Through the process of creating her rendered in detail artworks, Alyssa Fanning explores the physical and psychological effects of natural and man made calamities. In her recent series After the Disaster and Polymorphic Disasters of the Mind, the artist focuses her attention on manifestations of strength and fragility in the natural world, drawing upon various sources, from geography and environmental surveys to Old Master catalogues and her own meticulous observations.

The distance of the viewpoint is critical: Fanning's delicate artworks, executed either in graphite or coloured pencil on paper, suggest close viewing that reveals endless details, delineating the connection between the microscopic and macroscopic: "Delicately rendered through a labor-intensive process, my compositions are meditations on time and inner projections of both the disasters and triumphs of imagined land and mind scapes – personal, cultural and ecological in scope. The drawings were created from a practice that combines projection, stencil and improvisation along with perceptual observation."

As such, following Hurricane Irene in the fall of 2011, Fanning began her studies of the storm’s effects on the Hackensack River Watershed, Bergen County, NJ, her long time source of inspiration: "The watershed contains lush ecosystems that are under constant threat of development: the Hackensack and its post-flood landscape presented a microcosm of a state of devastation that exists on a much larger global scale. My perceptual exploration of this event has evolved into drawn renderings of catastrophes of the mind."

Within Fanning's narrative, a metaphor for the anxiety of economic and ecological decline and human presence are concealed: "In my drawings, plastic bags and shards of architecture meld, split apart, and evaporate into the atmosphere. These clusters of inanimate form hint at a bodily, sexual charge." On her technique, Fanning notes: "Initially the space in my paintings based on Irene hinged on a single horizon line, but in the current drawings it fluctuates between deep space and flat. Eliminating the horizon line allows for the disruption of a predictable visual order and hierarchy based on Renaissance illusionism. Some areas of the drawings appear parallel to the picture plane while others recede, heightening confusion and instability visually echoing the condition of disaster.
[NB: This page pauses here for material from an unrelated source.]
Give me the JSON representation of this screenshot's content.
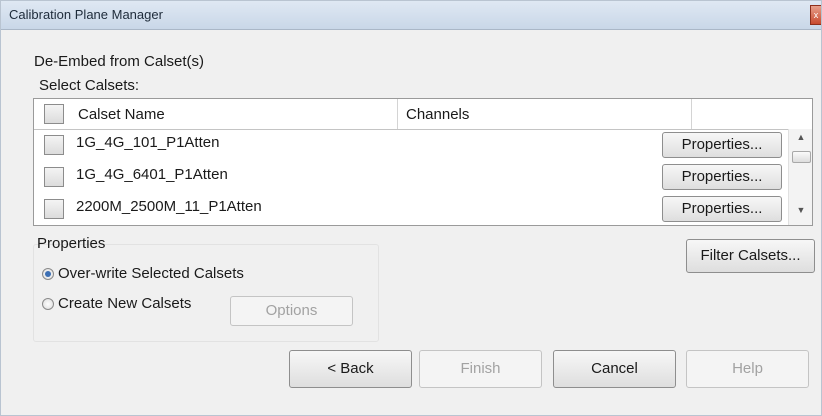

I pair intuitively discovered imagery with predetermined structural geometries to suggest the measured and calculated versus the uncontainable."

Alyssa Fanning was born in Teaneck, NJ. A graduate of Pratt Institute (BFA) and Montclair State University (MFA), Fanning has exhibited her artwork nationwide and internationally, at Platform Project Space, Brooklyn, NY, AC Institute, New York, NY; the Glass House, New Canaan, CT; Newark Museum, Newark, NJ; Teckningsmuseet, Laholm, Sweden, and Geoffrey Young Gallery, Great Barrington, MA, among others, and has been nominated for numerous awards, including the prestigious Joan Mitchell Foundation Grant (2012). Her work has been published in BOMB Magazine, Hyperallergic, Two Coats of Paint and most recently in the book Uni-Verse: Poetry – Prints – Proofs by Visionary Humans published by Battery Journal.